I caught a few minutes of Fox News this afternoon. Supposedly straight news anchor Bret Baier explained that the resignation of acting IRS chief Steven T. Miller was just political theater because he was going to step down in June anyway. And then Charles Krauthammer added that it just wasn’t credible that a few low-level IRS employees would take it on themselves to give special attention to tea party groups. That, of course, makes no sense at all. If you were charged with checking 501(c)(4) applications and you saw a huge increase in applications from tea party groups, you would very easily think, “Maybe I should look into all these tea party groups.” Krauthammer’s argument assumes that IRS employees are a bunch of buffoons who can’t think for themselves. But that’s his (very typical) conservative prejudice. It isn’t close to reality.
But what struck me about the segment was not that, as usual, Fox News was spouting typical partisan nonsense as if it were news. It was that Fox News was saying just what I said they would say. And as I said, most of it would be true. At least, what Bret Baier said was true: it was political theater. Where I went wrong was to think that conservatives would care that Steven Miller had nothing to do with the scandal, except, you know, to fix it. I guess it isn’t the job of Fox News to report, you know, news. It’s just their job to attack the president, and they had enough for that in the fact that Miller was going away soon anyway.
What boggles my mind about all of this is, if anything, Fox News is being less hysterical than most of the Washington press. To some extent, I suspect this is just because the Fox News staff are relishing it; they think this will go on and on—maybe even bringing down the president—so there’s no reason to rush. Jonathan Bernstein has an excellent article at his A Plain Blog About Politics where he looked at all the excitement on Tuesday about this “important” collection of scandals. A good illustration of this is from last night’s The Daily Show:
When I saw this I was very angry. What Stewart is saying is that because there is a scandal about the IRS and the Associated Press, even if it doesn’t actually have anything to do with the president, that makes Benghazi a real scandal. This is the sort of nonsense that I expect The Daily Show to lampoon.
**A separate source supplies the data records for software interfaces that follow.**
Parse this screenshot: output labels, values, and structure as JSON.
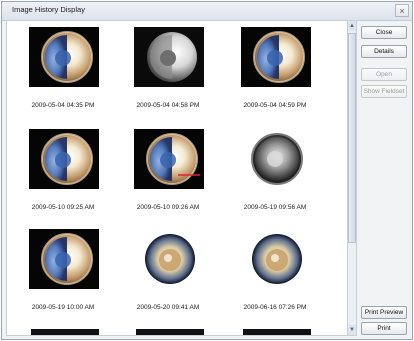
{
  "window": {
    "title": "Image History Display",
    "close_glyph": "×"
  },
  "buttons": {
    "close": "Close",
    "details": "Details",
    "open": "Open",
    "show_fieldset": "Show Fieldset",
    "print_preview": "Print Preview",
    "print": "Print"
  },
  "thumbnails": [
    {
      "timestamp": "2009-05-04 04:35 PM",
      "style": "blue-bright"
    },
    {
      "timestamp": "2009-05-04 04:58 PM",
      "style": "gray-bright"
    },
    {
      "timestamp": "2009-05-04 04:59 PM",
      "style": "blue-bright"
    },
    {
      "timestamp": "2009-05-10 09:25 AM",
      "style": "blue-bright"
    },
    {
      "timestamp": "2009-05-10 09:26 AM",
      "style": "blue-bright-redline"
    },
    {
      "timestamp": "2009-05-19 09:56 AM",
      "style": "gray-dark"
    },
    {
      "timestamp": "2009-05-19 10:00 AM",
      "style": "blue-bright"
    },
    {
      "timestamp": "2009-05-20 09:41 AM",
      "style": "warm-white"
    },
    {
      "timestamp": "2009-06-16 07:26 PM",
      "style": "warm-white"
    }
  ],
  "colors": {
    "window_border": "#9aa6b6",
    "scroll_arrow": "#3b6bb5",
    "disabled_text": "#9a9a9a"
  }
}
But in its way, Jon Stewart and company are very much a mirror of Washington. And really: I’m getting to the point where I don’t even want to watch it; the aggravation is not compensated by the comedy—the comedy itself getting rarer and rarer, replaced by knowing observations. I don’t need The Daily Show to point out the foolishness of the politics; I get that all day long.
Anyway, according to Bernstein, the mainstream news sources have today figured out what I’ve been arguing all along: what scandals? He is quick to note that we just don’t know what is going to happen to these scandals. And I agree. It could turn out that Obama was bribing those IRS workers to go after his enemies—just like Richard Nixon! But it is much more likely that what is really happening is what I’ve been saying all along: the more we know, the less there appears to be a scandal.
That’s not to say that there aren’t really important issues associated with each one of the supposed scandals. My article Scandal?! is probably the best thing I’ve written this month and it discusses exactly that. But as for any scandal that involves President Obama breaking the law or using his office for undue advantage? That’s just nonsense. It’s a 1% chance at best. Mark my words: by this time next week, only Fox News will be covering this stuff with any amount of passion.